> Given information
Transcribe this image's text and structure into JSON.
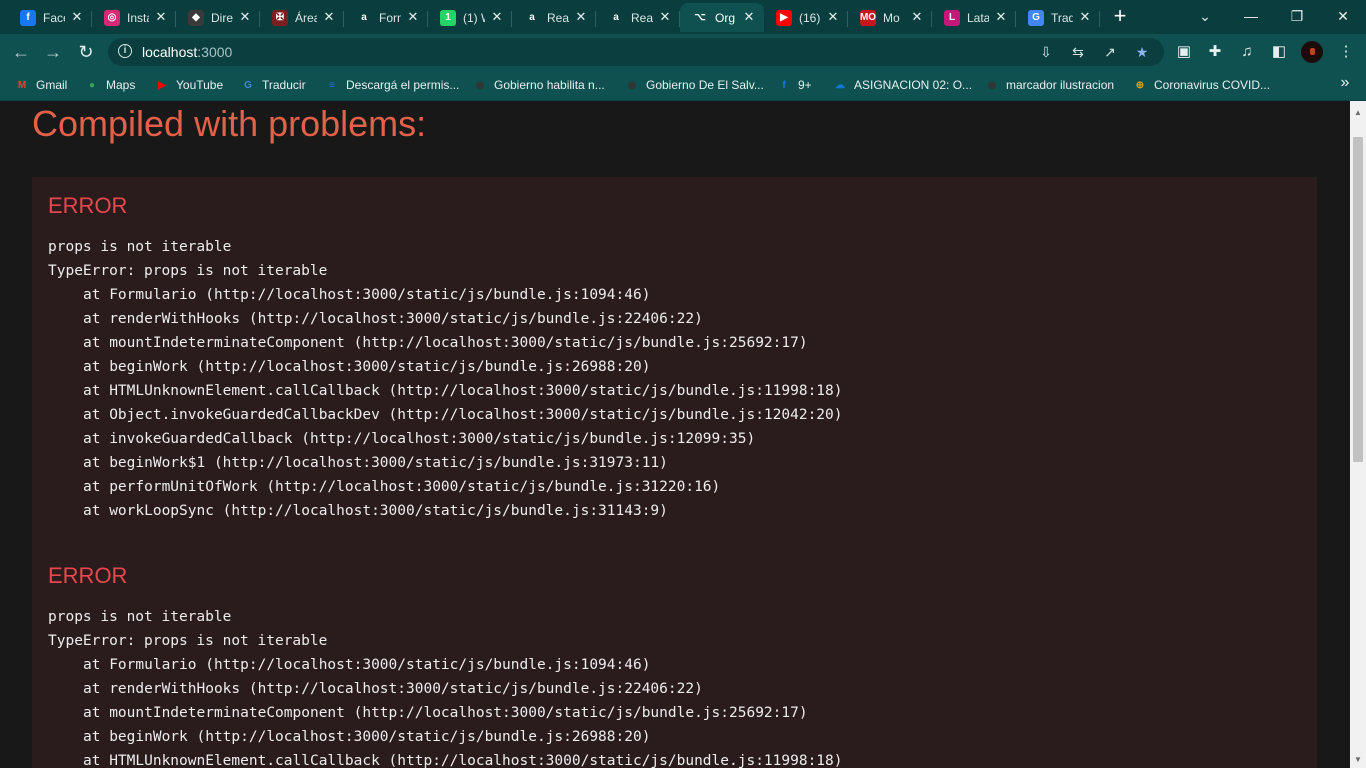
{
  "browser": {
    "tabs": [
      {
        "title": "Face",
        "favicon": "facebook-icon",
        "color": "#1877f2",
        "glyph": "f"
      },
      {
        "title": "Insta",
        "favicon": "instagram-icon",
        "color": "#d62976",
        "glyph": "◎"
      },
      {
        "title": "Direc",
        "favicon": "direct-icon",
        "color": "#3a3a3a",
        "glyph": "◆"
      },
      {
        "title": "Área",
        "favicon": "crest-icon",
        "color": "#7a1f1f",
        "glyph": "✠"
      },
      {
        "title": "Form",
        "favicon": "amino-icon",
        "color": "#0a3d3d",
        "glyph": "a"
      },
      {
        "title": "(1) W",
        "favicon": "whatsapp-icon",
        "color": "#25d366",
        "glyph": "1"
      },
      {
        "title": "Rea",
        "favicon": "amino-icon",
        "color": "#0a3d3d",
        "glyph": "a"
      },
      {
        "title": "Rea",
        "favicon": "amino-icon",
        "color": "#0a3d3d",
        "glyph": "a"
      },
      {
        "title": "Org",
        "favicon": "organization-icon",
        "color": "#0f5050",
        "glyph": "⌥"
      },
      {
        "title": "(16)",
        "favicon": "youtube-icon",
        "color": "#ff0000",
        "glyph": "▶"
      },
      {
        "title": "Mo",
        "favicon": "mo-icon",
        "color": "#c4161c",
        "glyph": "MO"
      },
      {
        "title": "Lata",
        "favicon": "latam-icon",
        "color": "#c2187a",
        "glyph": "L"
      },
      {
        "title": "Trad",
        "favicon": "translate-icon",
        "color": "#4285f4",
        "glyph": "G"
      }
    ],
    "active_tab_index": 8,
    "close_glyph": "✕",
    "new_tab_glyph": "+",
    "window_controls": [
      "⌄",
      "—",
      "❐",
      "✕"
    ],
    "url_host": "localhost",
    "url_port": ":3000"
  },
  "bookmarks": [
    {
      "label": "Gmail",
      "icon": "gmail-icon",
      "color": "#ea4335",
      "glyph": "M"
    },
    {
      "label": "Maps",
      "icon": "maps-icon",
      "color": "#34a853",
      "glyph": "●"
    },
    {
      "label": "YouTube",
      "icon": "youtube-icon",
      "color": "#ff0000",
      "glyph": "▶"
    },
    {
      "label": "Traducir",
      "icon": "translate-icon",
      "color": "#4285f4",
      "glyph": "G"
    },
    {
      "label": "Descargá el permis...",
      "icon": "doc-icon",
      "color": "#2a6ed6",
      "glyph": "≡"
    },
    {
      "label": "Gobierno habilita n...",
      "icon": "globe-icon",
      "color": "#333333",
      "glyph": "◉"
    },
    {
      "label": "Gobierno De El Salv...",
      "icon": "globe-icon",
      "color": "#333333",
      "glyph": "◉"
    },
    {
      "label": "9+",
      "icon": "facebook-icon",
      "color": "#1877f2",
      "glyph": "f"
    },
    {
      "label": "ASIGNACION 02: O...",
      "icon": "onedrive-icon",
      "color": "#0f78d4",
      "glyph": "☁"
    },
    {
      "label": "marcador ilustracion",
      "icon": "globe-icon",
      "color": "#333333",
      "glyph": "◉"
    },
    {
      "label": "Coronavirus COVID...",
      "icon": "covid-icon",
      "color": "#d4a017",
      "glyph": "⊕"
    }
  ],
  "page": {
    "title": "Compiled with problems:",
    "errors": [
      {
        "heading": "ERROR",
        "message": "props is not iterable",
        "type_line": "TypeError: props is not iterable",
        "frames": [
          "at Formulario (http://localhost:3000/static/js/bundle.js:1094:46)",
          "at renderWithHooks (http://localhost:3000/static/js/bundle.js:22406:22)",
          "at mountIndeterminateComponent (http://localhost:3000/static/js/bundle.js:25692:17)",
          "at beginWork (http://localhost:3000/static/js/bundle.js:26988:20)",
          "at HTMLUnknownElement.callCallback (http://localhost:3000/static/js/bundle.js:11998:18)",
          "at Object.invokeGuardedCallbackDev (http://localhost:3000/static/js/bundle.js:12042:20)",
          "at invokeGuardedCallback (http://localhost:3000/static/js/bundle.js:12099:35)",
          "at beginWork$1 (http://localhost:3000/static/js/bundle.js:31973:11)",
          "at performUnitOfWork (http://localhost:3000/static/js/bundle.js:31220:16)",
          "at workLoopSync (http://localhost:3000/static/js/bundle.js:31143:9)"
        ]
      },
      {
        "heading": "ERROR",
        "message": "props is not iterable",
        "type_line": "TypeError: props is not iterable",
        "frames": [
          "at Formulario (http://localhost:3000/static/js/bundle.js:1094:46)",
          "at renderWithHooks (http://localhost:3000/static/js/bundle.js:22406:22)",
          "at mountIndeterminateComponent (http://localhost:3000/static/js/bundle.js:25692:17)",
          "at beginWork (http://localhost:3000/static/js/bundle.js:26988:20)",
          "at HTMLUnknownElement.callCallback (http://localhost:3000/static/js/bundle.js:11998:18)"
        ]
      }
    ]
  },
  "colors": {
    "title": "#e36049",
    "error_heading": "#e8474d",
    "panel_bg": "#2a1b1d",
    "chrome_bg": "#0f5050"
  }
}
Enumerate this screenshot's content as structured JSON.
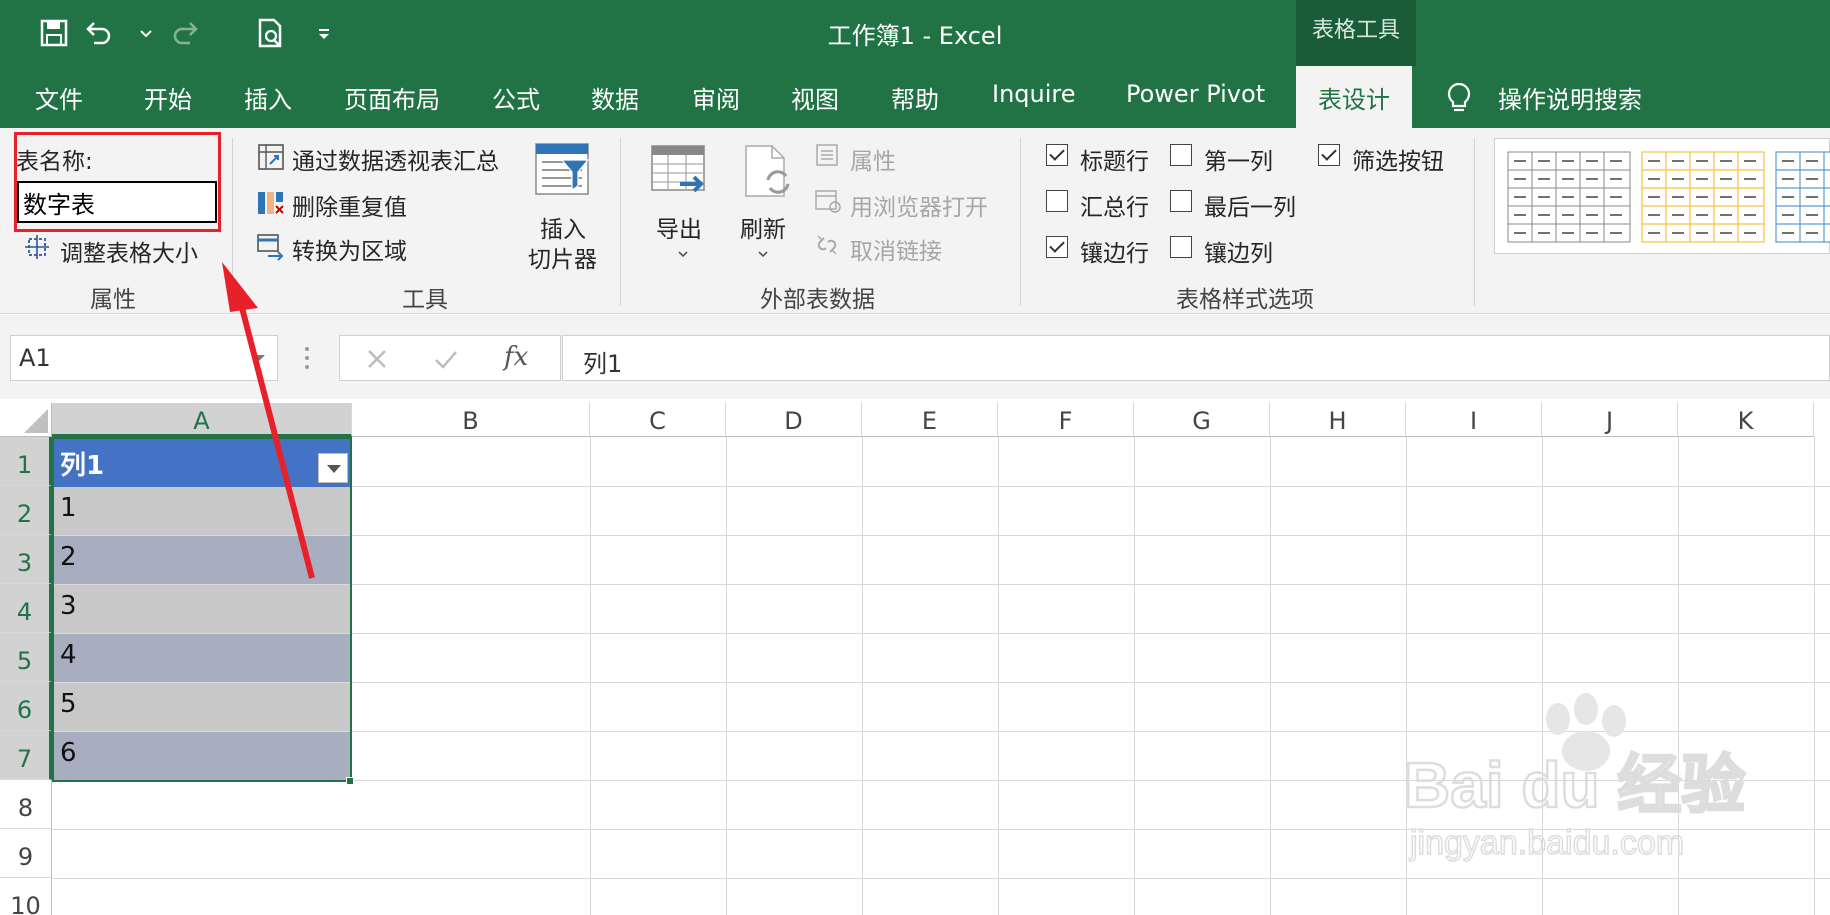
{
  "window": {
    "title": "工作簿1  -  Excel",
    "context_tab": "表格工具"
  },
  "tabs": [
    "文件",
    "开始",
    "插入",
    "页面布局",
    "公式",
    "数据",
    "审阅",
    "视图",
    "帮助",
    "Inquire",
    "Power Pivot",
    "表设计"
  ],
  "tell_me": "操作说明搜索",
  "ribbon": {
    "properties": {
      "table_name_label": "表名称:",
      "table_name_value": "数字表",
      "resize_label": "调整表格大小",
      "group": "属性"
    },
    "tools": {
      "summarize_pivot": "通过数据透视表汇总",
      "remove_duplicates": "删除重复值",
      "convert_to_range": "转换为区域",
      "insert_slicer_1": "插入",
      "insert_slicer_2": "切片器",
      "group": "工具"
    },
    "external": {
      "export": "导出",
      "refresh": "刷新",
      "properties": "属性",
      "open_in_browser": "用浏览器打开",
      "unlink": "取消链接",
      "group": "外部表数据"
    },
    "style_options": {
      "header_row": "标题行",
      "total_row": "汇总行",
      "banded_rows": "镶边行",
      "first_column": "第一列",
      "last_column": "最后一列",
      "banded_columns": "镶边列",
      "filter_button": "筛选按钮",
      "group": "表格样式选项",
      "checked": {
        "header_row": true,
        "total_row": false,
        "banded_rows": true,
        "first_column": false,
        "last_column": false,
        "banded_columns": false,
        "filter_button": true
      }
    }
  },
  "formula_bar": {
    "name_box": "A1",
    "fx": "fx",
    "content": "列1"
  },
  "columns": [
    "A",
    "B",
    "C",
    "D",
    "E",
    "F",
    "G",
    "H",
    "I",
    "J",
    "K"
  ],
  "rows": [
    "1",
    "2",
    "3",
    "4",
    "5",
    "6",
    "7",
    "8",
    "9",
    "10"
  ],
  "table": {
    "header": "列1",
    "values": [
      "1",
      "2",
      "3",
      "4",
      "5",
      "6"
    ]
  },
  "watermark": {
    "brand": "Bai du 经验",
    "url": "jingyan.baidu.com"
  },
  "colors": {
    "excel_green": "#217346",
    "table_header": "#4472c4",
    "band_dark": "#a6aec0",
    "band_light": "#c8c8c8",
    "annotation_red": "#e8202a"
  }
}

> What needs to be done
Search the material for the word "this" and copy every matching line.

> Task result
Transcribe this image's text and structure into JSON.
Enumerate this screenshot's content as structured JSON.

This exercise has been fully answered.